• [ACTION ITEM] Wherever a line below holds the word "Test", copy that line.

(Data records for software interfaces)
-*-

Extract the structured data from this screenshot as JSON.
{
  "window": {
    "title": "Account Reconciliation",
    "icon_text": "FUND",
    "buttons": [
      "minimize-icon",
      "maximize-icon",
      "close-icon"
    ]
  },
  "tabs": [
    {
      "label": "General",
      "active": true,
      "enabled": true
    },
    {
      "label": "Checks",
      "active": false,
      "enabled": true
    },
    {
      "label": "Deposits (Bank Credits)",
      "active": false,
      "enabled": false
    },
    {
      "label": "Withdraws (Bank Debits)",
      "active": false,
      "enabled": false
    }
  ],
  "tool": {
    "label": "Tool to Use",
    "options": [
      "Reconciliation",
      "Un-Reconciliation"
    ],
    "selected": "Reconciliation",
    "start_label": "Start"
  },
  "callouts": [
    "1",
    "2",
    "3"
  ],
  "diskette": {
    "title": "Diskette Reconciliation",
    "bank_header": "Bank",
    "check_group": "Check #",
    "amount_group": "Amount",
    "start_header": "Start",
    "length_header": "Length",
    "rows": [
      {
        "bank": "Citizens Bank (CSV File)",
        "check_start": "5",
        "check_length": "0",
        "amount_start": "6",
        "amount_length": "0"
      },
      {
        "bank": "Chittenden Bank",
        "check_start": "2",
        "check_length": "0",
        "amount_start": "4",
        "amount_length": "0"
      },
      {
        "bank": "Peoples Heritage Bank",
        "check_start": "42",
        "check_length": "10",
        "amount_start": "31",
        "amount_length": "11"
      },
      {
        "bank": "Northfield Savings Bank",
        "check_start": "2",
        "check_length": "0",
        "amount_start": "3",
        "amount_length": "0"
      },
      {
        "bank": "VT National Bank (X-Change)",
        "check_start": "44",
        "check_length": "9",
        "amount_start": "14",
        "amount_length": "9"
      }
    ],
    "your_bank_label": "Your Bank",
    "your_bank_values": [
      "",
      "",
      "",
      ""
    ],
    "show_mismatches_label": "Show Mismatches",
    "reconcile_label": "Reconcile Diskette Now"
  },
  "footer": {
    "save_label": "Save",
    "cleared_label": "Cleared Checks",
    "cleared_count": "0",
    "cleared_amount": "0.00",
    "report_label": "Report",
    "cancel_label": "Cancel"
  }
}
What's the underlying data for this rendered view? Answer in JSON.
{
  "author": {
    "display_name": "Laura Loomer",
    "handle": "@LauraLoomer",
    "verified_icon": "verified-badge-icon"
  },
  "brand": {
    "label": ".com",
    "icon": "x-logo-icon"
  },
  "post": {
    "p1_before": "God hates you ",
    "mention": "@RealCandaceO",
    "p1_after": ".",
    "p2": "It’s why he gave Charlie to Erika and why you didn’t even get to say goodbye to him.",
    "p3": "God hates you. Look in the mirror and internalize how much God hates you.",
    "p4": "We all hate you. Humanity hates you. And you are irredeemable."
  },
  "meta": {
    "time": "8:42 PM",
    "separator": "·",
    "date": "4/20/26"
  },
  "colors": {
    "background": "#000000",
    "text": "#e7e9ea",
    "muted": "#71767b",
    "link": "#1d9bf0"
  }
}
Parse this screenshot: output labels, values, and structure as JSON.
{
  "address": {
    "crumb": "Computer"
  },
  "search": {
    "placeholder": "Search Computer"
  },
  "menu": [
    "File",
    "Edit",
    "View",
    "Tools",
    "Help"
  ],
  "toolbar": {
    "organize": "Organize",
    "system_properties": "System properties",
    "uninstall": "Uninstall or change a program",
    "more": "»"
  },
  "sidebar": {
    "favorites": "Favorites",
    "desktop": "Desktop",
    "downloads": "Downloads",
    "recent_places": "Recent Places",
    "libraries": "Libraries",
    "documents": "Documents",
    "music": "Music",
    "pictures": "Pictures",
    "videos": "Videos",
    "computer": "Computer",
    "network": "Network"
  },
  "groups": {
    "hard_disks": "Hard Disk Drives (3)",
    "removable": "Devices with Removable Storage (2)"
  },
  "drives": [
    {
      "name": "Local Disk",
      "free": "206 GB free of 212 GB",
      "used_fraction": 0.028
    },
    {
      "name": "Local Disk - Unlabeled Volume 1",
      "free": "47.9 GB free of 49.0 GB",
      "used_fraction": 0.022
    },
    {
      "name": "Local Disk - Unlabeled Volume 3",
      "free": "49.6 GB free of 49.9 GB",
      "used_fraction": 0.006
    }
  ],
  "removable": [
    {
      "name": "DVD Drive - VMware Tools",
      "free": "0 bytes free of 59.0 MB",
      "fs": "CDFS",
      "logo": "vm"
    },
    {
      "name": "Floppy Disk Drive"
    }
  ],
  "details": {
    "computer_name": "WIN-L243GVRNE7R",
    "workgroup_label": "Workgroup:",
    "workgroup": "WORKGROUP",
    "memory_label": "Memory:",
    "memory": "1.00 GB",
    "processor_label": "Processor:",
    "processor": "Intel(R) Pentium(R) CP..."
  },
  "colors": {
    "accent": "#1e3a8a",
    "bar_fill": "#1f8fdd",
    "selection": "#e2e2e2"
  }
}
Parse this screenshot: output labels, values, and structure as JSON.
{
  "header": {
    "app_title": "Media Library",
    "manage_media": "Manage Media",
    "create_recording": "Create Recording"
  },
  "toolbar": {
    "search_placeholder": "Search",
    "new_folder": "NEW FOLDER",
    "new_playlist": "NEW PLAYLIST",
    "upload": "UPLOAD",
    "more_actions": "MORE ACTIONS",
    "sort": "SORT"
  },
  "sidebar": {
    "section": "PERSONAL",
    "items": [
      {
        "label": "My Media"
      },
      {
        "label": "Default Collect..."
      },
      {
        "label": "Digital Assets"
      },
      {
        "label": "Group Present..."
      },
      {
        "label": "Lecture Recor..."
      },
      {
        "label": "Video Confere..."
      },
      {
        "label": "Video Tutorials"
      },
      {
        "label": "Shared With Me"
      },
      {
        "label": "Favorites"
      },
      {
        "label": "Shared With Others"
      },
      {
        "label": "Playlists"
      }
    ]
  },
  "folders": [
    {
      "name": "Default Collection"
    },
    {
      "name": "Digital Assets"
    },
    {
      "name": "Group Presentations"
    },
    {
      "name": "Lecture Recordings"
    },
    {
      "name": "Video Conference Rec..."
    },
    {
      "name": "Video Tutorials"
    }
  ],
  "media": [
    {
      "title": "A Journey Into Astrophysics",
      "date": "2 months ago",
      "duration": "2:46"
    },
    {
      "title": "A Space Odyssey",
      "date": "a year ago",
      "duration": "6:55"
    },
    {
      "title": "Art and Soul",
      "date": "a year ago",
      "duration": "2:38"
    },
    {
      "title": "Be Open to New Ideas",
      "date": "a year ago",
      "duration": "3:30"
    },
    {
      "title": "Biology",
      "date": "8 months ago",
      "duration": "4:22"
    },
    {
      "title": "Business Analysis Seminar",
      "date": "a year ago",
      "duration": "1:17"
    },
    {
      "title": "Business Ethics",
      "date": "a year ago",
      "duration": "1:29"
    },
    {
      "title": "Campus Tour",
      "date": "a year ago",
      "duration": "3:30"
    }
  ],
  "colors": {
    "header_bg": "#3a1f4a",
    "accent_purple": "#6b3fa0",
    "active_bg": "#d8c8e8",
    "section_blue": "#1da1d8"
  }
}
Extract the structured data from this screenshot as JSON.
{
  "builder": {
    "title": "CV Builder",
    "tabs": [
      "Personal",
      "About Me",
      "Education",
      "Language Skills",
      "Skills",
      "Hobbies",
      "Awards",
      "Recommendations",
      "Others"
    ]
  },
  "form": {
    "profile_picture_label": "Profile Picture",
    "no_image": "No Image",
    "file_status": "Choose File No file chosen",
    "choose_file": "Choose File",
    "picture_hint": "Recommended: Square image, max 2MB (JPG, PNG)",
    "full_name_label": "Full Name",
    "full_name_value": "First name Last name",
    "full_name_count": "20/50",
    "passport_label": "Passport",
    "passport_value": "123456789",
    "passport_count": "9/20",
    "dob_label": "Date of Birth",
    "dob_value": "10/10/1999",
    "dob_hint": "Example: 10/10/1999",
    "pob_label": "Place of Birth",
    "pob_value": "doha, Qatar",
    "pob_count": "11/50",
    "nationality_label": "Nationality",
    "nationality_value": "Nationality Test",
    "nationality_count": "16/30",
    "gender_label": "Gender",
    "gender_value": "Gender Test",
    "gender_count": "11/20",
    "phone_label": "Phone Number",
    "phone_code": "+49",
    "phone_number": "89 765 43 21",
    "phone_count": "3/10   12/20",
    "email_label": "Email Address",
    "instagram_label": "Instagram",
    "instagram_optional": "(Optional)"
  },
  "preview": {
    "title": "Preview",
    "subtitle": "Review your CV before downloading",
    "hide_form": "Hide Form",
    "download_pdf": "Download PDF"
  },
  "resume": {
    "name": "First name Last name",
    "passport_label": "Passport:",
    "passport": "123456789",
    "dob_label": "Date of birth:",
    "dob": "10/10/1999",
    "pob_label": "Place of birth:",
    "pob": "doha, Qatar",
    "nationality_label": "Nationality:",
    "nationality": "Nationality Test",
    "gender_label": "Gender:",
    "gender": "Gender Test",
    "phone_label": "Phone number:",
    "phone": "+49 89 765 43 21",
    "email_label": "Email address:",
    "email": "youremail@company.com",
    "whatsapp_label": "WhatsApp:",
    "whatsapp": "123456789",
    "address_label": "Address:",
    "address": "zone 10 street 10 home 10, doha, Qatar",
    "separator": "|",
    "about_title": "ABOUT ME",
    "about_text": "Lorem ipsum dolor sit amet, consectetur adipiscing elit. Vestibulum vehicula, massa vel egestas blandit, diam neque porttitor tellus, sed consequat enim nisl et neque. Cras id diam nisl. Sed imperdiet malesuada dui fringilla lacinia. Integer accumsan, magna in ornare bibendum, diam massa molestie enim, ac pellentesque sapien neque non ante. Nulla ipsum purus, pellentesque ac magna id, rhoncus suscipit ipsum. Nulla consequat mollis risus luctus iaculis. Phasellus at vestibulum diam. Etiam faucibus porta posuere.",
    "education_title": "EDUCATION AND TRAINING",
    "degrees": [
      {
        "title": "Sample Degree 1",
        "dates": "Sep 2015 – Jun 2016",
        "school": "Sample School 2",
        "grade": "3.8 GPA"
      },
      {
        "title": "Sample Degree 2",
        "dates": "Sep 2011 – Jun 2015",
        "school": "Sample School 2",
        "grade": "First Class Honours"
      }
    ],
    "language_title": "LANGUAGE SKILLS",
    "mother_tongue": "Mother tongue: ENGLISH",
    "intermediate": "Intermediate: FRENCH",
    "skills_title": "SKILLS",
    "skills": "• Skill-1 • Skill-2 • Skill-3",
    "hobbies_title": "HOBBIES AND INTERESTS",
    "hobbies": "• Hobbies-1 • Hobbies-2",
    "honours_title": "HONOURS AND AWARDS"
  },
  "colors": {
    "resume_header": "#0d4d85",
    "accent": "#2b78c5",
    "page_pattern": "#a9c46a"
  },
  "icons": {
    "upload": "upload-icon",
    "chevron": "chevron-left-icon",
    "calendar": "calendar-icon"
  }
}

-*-

• [ANSWER TO THIS EXERCISE]
    "nationality_value": "Nationality Test",
    "gender_value": "Gender Test",
    "nationality": "Nationality Test",
    "gender": "Gender Test",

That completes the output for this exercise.